What is expected >> Using the records below, find how many lines hold the word "featured" and reply with only that number.

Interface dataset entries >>
::::

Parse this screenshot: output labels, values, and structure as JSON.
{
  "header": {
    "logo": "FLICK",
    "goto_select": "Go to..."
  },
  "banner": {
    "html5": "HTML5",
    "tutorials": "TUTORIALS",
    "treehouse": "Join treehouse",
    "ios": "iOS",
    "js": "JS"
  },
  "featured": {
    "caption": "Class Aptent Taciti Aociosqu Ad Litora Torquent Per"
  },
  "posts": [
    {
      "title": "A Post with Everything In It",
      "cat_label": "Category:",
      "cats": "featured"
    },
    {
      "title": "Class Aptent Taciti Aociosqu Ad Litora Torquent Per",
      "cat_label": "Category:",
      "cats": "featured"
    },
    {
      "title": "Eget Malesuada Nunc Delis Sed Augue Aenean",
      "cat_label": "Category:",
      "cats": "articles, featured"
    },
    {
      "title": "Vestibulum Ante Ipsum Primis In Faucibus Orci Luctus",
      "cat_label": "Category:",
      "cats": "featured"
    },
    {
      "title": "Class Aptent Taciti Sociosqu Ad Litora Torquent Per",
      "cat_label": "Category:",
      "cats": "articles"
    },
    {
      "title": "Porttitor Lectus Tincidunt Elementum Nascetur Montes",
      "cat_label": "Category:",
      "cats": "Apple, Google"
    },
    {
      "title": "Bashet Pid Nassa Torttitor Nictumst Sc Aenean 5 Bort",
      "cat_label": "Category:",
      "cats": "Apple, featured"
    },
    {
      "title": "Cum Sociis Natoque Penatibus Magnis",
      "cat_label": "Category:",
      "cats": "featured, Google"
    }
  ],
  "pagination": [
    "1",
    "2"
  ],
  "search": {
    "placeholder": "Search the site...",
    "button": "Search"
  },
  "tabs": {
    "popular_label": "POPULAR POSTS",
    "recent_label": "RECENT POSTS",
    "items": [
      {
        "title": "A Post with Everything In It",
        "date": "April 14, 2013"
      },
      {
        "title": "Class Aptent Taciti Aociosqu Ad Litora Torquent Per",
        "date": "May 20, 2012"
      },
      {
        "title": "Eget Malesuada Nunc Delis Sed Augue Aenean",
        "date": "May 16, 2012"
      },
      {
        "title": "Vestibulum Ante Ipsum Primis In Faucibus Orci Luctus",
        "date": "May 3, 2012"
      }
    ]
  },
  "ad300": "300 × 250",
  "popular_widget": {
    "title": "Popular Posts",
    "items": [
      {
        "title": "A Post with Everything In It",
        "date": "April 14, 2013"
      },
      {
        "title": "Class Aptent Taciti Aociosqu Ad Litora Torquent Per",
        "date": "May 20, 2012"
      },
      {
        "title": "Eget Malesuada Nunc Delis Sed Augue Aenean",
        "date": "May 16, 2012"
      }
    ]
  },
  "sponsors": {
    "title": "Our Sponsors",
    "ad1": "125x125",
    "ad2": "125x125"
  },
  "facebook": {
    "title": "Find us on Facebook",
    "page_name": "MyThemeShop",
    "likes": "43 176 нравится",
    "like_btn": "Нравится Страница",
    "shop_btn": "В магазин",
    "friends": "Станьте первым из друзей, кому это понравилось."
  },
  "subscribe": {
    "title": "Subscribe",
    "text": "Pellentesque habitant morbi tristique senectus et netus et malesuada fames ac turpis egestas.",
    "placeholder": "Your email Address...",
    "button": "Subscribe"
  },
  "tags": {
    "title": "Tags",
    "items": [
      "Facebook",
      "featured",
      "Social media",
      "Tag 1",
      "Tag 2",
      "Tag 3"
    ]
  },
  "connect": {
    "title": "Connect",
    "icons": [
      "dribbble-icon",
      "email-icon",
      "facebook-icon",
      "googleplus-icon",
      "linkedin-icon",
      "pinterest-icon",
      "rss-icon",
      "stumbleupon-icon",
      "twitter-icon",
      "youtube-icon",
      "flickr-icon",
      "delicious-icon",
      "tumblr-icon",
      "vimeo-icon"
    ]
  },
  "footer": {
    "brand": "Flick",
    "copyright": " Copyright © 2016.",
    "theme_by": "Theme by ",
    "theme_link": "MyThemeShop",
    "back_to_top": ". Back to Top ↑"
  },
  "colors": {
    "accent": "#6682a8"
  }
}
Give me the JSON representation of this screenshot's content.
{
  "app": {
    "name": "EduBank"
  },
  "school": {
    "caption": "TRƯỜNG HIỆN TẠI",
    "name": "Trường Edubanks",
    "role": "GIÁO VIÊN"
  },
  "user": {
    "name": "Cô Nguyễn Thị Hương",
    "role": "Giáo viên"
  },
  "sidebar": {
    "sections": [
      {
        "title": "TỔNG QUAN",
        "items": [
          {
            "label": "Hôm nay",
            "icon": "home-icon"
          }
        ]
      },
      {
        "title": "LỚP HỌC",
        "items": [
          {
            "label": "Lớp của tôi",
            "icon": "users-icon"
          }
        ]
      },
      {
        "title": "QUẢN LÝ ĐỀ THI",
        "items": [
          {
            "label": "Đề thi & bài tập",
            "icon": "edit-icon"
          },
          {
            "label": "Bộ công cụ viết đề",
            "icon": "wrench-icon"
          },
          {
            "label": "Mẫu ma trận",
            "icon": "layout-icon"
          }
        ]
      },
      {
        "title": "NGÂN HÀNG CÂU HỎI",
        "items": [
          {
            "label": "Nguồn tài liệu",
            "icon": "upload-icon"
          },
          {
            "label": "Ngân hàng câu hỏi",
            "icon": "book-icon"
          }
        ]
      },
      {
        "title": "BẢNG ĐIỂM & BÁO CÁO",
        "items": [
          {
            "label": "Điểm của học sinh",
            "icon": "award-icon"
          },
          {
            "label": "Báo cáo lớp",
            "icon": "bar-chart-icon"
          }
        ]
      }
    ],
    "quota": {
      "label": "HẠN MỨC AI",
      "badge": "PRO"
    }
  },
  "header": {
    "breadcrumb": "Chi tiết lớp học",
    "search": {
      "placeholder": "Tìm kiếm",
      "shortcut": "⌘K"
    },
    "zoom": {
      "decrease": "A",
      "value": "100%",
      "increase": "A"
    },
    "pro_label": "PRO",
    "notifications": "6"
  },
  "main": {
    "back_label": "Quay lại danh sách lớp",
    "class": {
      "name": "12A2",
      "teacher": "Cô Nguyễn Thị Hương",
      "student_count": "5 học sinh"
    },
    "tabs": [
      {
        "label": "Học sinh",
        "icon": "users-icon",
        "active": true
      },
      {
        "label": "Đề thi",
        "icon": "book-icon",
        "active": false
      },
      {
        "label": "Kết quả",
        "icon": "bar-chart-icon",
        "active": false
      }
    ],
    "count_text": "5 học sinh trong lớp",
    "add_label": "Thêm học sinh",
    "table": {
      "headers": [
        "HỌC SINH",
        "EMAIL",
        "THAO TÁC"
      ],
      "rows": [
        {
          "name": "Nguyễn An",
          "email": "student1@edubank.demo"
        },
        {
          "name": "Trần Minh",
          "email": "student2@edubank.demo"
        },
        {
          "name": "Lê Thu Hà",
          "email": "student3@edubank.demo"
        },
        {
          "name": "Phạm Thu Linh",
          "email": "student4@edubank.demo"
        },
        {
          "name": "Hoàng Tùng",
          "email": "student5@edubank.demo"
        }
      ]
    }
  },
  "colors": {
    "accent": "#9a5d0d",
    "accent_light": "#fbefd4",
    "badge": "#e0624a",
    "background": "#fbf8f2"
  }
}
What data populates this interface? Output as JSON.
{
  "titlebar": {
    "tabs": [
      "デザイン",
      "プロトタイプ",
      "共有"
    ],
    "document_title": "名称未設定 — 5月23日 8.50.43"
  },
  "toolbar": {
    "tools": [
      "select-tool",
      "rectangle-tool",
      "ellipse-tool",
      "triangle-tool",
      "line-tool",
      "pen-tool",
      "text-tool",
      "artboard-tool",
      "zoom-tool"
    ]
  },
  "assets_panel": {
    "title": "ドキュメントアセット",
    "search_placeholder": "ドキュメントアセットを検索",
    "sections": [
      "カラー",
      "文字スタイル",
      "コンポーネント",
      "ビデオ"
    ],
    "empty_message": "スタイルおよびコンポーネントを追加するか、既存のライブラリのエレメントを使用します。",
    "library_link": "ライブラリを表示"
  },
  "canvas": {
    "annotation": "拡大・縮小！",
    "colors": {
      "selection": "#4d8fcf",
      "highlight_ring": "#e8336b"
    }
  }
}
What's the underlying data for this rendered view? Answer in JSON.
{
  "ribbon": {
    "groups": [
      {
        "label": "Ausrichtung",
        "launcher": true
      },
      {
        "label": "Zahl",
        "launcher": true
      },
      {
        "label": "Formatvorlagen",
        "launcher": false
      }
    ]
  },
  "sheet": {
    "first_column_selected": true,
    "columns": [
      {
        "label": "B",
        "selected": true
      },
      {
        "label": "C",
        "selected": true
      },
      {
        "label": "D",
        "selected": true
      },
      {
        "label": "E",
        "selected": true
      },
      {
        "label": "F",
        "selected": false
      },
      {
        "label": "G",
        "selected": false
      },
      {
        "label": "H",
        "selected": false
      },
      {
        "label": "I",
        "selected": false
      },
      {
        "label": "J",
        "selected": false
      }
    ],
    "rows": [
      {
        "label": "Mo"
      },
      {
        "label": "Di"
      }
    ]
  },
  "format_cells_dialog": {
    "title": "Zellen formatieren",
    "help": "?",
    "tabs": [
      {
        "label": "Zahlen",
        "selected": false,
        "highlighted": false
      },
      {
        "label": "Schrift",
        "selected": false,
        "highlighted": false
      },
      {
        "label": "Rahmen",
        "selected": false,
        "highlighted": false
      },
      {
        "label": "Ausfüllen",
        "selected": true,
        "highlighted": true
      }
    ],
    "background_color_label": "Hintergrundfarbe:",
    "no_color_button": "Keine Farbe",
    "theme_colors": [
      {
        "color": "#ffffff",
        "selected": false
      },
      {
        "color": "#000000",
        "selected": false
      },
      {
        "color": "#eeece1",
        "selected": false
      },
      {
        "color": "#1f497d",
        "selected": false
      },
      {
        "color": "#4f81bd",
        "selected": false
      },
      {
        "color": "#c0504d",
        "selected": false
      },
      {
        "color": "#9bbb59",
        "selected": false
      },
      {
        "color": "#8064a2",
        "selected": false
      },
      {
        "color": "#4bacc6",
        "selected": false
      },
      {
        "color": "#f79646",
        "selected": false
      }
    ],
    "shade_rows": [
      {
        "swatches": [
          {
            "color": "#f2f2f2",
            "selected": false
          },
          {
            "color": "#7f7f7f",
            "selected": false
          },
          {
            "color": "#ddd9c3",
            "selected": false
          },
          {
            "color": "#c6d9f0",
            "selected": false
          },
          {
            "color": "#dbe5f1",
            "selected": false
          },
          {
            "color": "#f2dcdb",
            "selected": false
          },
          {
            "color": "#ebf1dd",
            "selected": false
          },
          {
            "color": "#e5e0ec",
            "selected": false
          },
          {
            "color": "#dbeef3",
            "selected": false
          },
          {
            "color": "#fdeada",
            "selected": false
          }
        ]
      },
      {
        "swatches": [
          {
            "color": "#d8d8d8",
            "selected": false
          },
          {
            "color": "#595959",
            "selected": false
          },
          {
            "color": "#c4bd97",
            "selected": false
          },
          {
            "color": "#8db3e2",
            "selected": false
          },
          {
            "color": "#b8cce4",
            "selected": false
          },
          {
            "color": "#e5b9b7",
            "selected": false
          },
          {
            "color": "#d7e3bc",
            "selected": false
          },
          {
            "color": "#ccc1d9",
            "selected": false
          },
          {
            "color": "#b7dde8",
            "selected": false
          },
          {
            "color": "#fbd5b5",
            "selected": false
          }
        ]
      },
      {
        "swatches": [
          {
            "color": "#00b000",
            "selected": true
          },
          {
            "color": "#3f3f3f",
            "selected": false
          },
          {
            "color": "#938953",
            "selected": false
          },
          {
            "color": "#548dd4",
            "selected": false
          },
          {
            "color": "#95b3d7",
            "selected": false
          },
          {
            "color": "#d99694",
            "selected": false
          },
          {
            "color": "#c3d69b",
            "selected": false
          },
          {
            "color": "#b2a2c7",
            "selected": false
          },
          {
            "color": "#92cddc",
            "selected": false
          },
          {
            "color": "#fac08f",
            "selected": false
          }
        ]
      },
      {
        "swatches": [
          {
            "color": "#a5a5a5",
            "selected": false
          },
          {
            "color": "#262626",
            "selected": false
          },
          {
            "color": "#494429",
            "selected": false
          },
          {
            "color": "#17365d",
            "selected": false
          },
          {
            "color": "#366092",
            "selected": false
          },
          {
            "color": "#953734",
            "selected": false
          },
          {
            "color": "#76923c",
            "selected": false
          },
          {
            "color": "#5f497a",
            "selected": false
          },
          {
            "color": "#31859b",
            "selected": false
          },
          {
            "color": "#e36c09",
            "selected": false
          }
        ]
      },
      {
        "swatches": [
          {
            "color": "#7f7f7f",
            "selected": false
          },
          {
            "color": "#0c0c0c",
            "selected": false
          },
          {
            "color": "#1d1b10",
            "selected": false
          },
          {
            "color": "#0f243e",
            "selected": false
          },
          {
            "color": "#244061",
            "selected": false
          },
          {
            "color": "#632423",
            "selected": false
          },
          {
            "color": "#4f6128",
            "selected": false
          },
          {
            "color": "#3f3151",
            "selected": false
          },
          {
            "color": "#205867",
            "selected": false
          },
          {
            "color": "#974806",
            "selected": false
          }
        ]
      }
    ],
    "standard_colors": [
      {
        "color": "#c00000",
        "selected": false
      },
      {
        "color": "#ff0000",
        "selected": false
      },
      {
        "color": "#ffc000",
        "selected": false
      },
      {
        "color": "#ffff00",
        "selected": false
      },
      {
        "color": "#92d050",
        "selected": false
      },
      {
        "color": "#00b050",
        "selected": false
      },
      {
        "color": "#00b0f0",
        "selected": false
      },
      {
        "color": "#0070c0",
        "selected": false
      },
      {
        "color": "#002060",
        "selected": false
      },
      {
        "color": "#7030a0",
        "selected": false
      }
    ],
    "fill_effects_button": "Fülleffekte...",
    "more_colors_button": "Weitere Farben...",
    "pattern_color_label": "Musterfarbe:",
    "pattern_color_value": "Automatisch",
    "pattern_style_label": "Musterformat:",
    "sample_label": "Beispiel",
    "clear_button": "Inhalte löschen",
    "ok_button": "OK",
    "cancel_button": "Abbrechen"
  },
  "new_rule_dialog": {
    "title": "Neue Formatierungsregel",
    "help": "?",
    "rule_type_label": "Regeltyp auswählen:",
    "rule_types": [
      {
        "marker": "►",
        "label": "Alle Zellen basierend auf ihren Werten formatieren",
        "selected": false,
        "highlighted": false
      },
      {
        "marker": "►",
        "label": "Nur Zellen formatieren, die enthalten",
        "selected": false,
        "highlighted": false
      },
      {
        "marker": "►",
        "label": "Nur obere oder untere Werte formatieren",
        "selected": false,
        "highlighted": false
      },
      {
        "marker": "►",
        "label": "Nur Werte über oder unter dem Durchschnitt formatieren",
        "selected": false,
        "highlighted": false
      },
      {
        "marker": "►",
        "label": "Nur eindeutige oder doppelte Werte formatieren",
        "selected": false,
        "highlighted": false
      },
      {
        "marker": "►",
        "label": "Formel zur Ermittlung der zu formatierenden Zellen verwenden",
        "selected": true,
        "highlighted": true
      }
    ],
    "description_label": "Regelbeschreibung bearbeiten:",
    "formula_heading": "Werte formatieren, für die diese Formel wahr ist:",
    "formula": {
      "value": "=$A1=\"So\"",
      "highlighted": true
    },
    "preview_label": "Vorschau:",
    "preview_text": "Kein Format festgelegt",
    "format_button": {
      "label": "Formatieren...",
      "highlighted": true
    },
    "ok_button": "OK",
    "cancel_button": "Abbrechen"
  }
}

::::

Answer section >> 8